### EXERCISE AIM
Some lines in the entries contain the word "this". Copy all of them.

### DATA SECTION
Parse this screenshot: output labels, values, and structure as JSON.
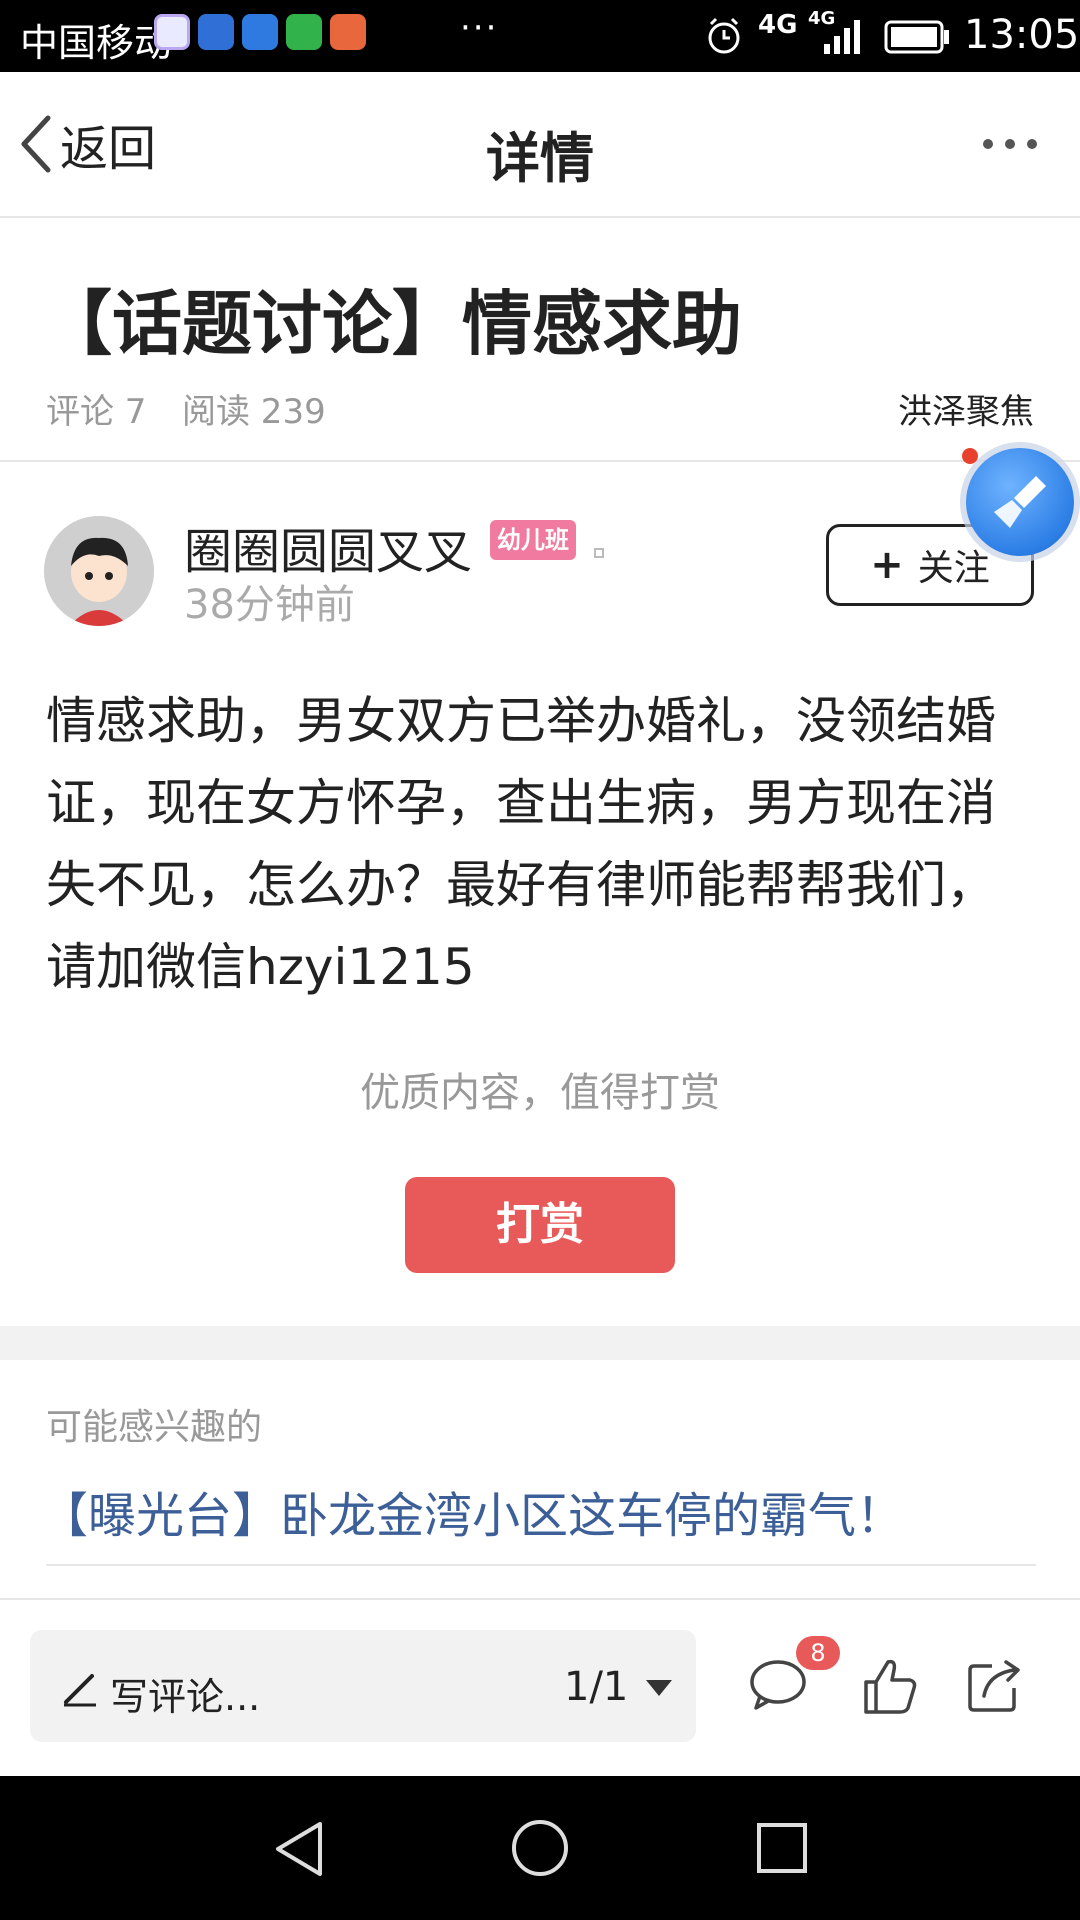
{
  "status_bar": {
    "carrier": "中国移动",
    "apps": [
      "video-app-icon",
      "app-icon",
      "shield-app-icon",
      "wechat-icon",
      "mail-app-icon"
    ],
    "overflow": "···",
    "network_primary": "4G",
    "network_secondary": "4G",
    "time": "13:05"
  },
  "nav": {
    "back_label": "返回",
    "title": "详情"
  },
  "article": {
    "title": "【话题讨论】情感求助",
    "comments": "评论 7",
    "reads": "阅读 239",
    "source": "洪泽聚焦"
  },
  "author": {
    "name": "圈圈圆圆叉叉",
    "badge": "幼儿班",
    "time": "38分钟前",
    "follow_label": "关注",
    "follow_plus": "+"
  },
  "body": "情感求助，男女双方已举办婚礼，没领结婚证，现在女方怀孕，查出生病，男方现在消失不见，怎么办？最好有律师能帮帮我们，请加微信hzyi1215",
  "reward": {
    "hint": "优质内容，值得打赏",
    "button": "打赏"
  },
  "related": {
    "header": "可能感兴趣的",
    "items": [
      "【曝光台】卧龙金湾小区这车停的霸气！"
    ]
  },
  "bottom_bar": {
    "comment_placeholder": "写评论...",
    "page_indicator": "1/1",
    "comment_count": "8"
  },
  "colors": {
    "accent_red": "#e85a5a",
    "badge_pink": "#f17aa0",
    "link_blue": "#3d5f98"
  }
}
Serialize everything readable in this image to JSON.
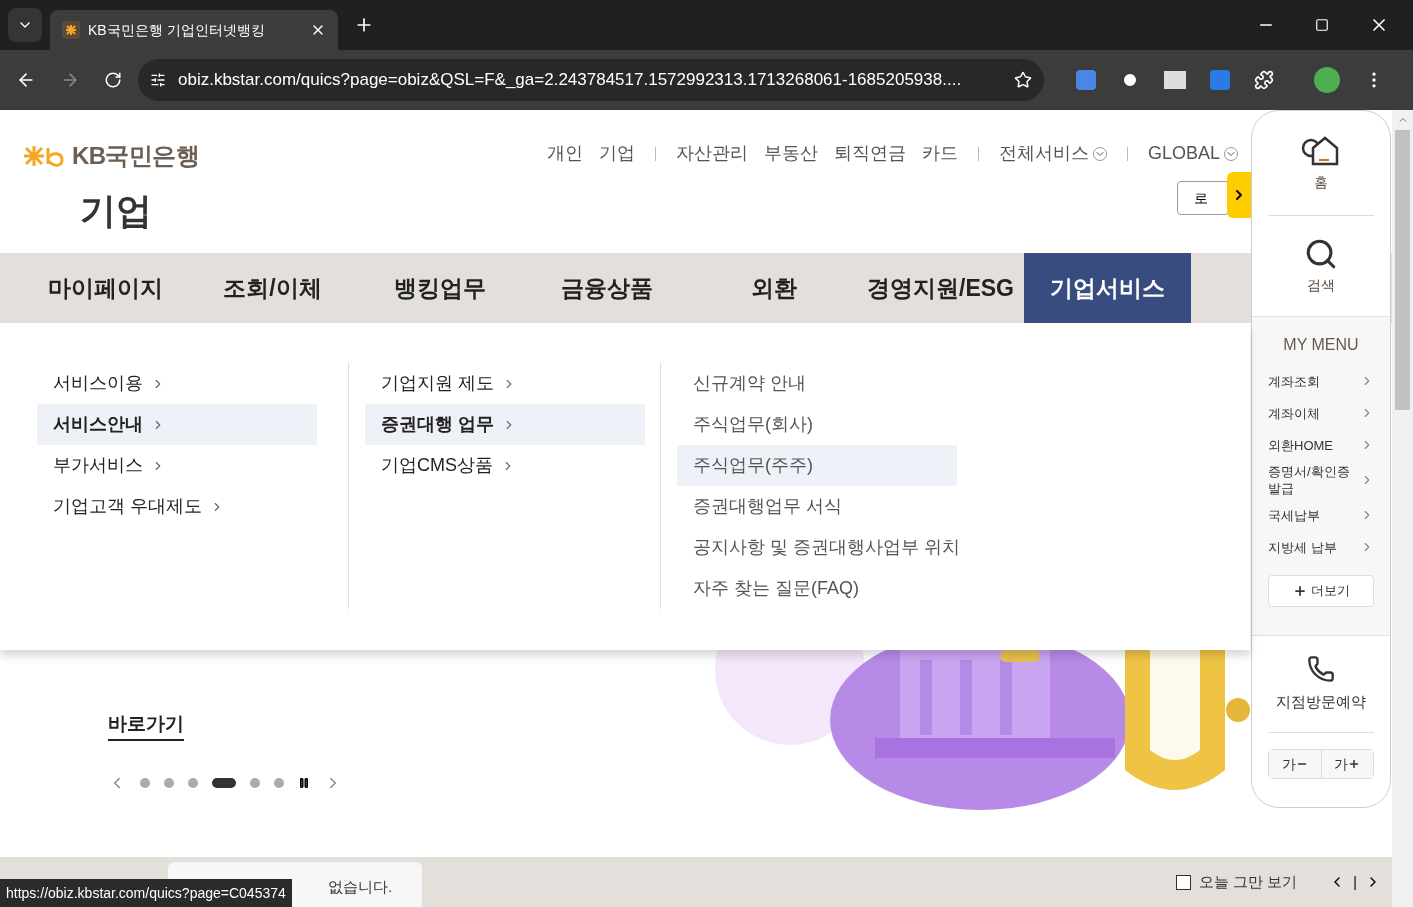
{
  "browser": {
    "tab_title": "KB국민은행 기업인터넷뱅킹",
    "url": "obiz.kbstar.com/quics?page=obiz&QSL=F&_ga=2.243784517.1572992313.1713268061-1685205938...."
  },
  "header": {
    "logo_text": "KB국민은행",
    "section_title": "기업",
    "login_button": "로",
    "top_links": [
      {
        "label": "개인",
        "kind": "link"
      },
      {
        "label": "기업",
        "kind": "link"
      },
      {
        "label": "자산관리",
        "kind": "link"
      },
      {
        "label": "부동산",
        "kind": "link"
      },
      {
        "label": "퇴직연금",
        "kind": "link"
      },
      {
        "label": "카드",
        "kind": "link"
      },
      {
        "label": "전체서비스",
        "kind": "dropdown"
      },
      {
        "label": "GLOBAL",
        "kind": "dropdown"
      }
    ]
  },
  "nav": [
    {
      "label": "마이페이지",
      "selected": false
    },
    {
      "label": "조회/이체",
      "selected": false
    },
    {
      "label": "뱅킹업무",
      "selected": false
    },
    {
      "label": "금융상품",
      "selected": false
    },
    {
      "label": "외환",
      "selected": false
    },
    {
      "label": "경영지원/ESG",
      "selected": false
    },
    {
      "label": "기업서비스",
      "selected": true
    }
  ],
  "dropdown": {
    "columns": [
      [
        {
          "label": "서비스이용",
          "selected": false,
          "arrow": true
        },
        {
          "label": "서비스안내",
          "selected": true,
          "arrow": true
        },
        {
          "label": "부가서비스",
          "selected": false,
          "arrow": true
        },
        {
          "label": "기업고객 우대제도",
          "selected": false,
          "arrow": true
        }
      ],
      [
        {
          "label": "기업지원 제도",
          "selected": false,
          "arrow": true
        },
        {
          "label": "증권대행 업무",
          "selected": true,
          "arrow": true
        },
        {
          "label": "기업CMS상품",
          "selected": false,
          "arrow": true
        }
      ],
      [
        {
          "label": "신규계약 안내",
          "selected": false,
          "arrow": false
        },
        {
          "label": "주식업무(회사)",
          "selected": false,
          "arrow": false
        },
        {
          "label": "주식업무(주주)",
          "selected": true,
          "arrow": false
        },
        {
          "label": "증권대행업무 서식",
          "selected": false,
          "arrow": false
        },
        {
          "label": "공지사항 및 증권대행사업부 위치",
          "selected": false,
          "arrow": false
        },
        {
          "label": "자주 찾는 질문(FAQ)",
          "selected": false,
          "arrow": false
        }
      ]
    ]
  },
  "hero": {
    "link": "바로가기",
    "dots": [
      {
        "selected": false
      },
      {
        "selected": false
      },
      {
        "selected": false
      },
      {
        "selected": true
      },
      {
        "selected": false
      },
      {
        "selected": false
      }
    ]
  },
  "bottom_bar": {
    "recent_note": "없습니다.",
    "today_checkbox": {
      "label": "오늘 그만 보기",
      "checked": false
    },
    "separator": "|"
  },
  "quick_panel": {
    "home": "홈",
    "search": "검색",
    "my_menu_title": "MY MENU",
    "my_menu": [
      "계좌조회",
      "계좌이체",
      "외환HOME",
      "증명서/확인증 발급",
      "국세납부",
      "지방세 납부"
    ],
    "more": "더보기",
    "visit": "지점방문예약",
    "font_down": "가",
    "font_up": "가"
  },
  "status_url": "https://obiz.kbstar.com/quics?page=C045374"
}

### EXPECTED ANSWER
Parse this screenshot: output labels, values, and structure as JSON.
Serialize everything readable in this image to JSON.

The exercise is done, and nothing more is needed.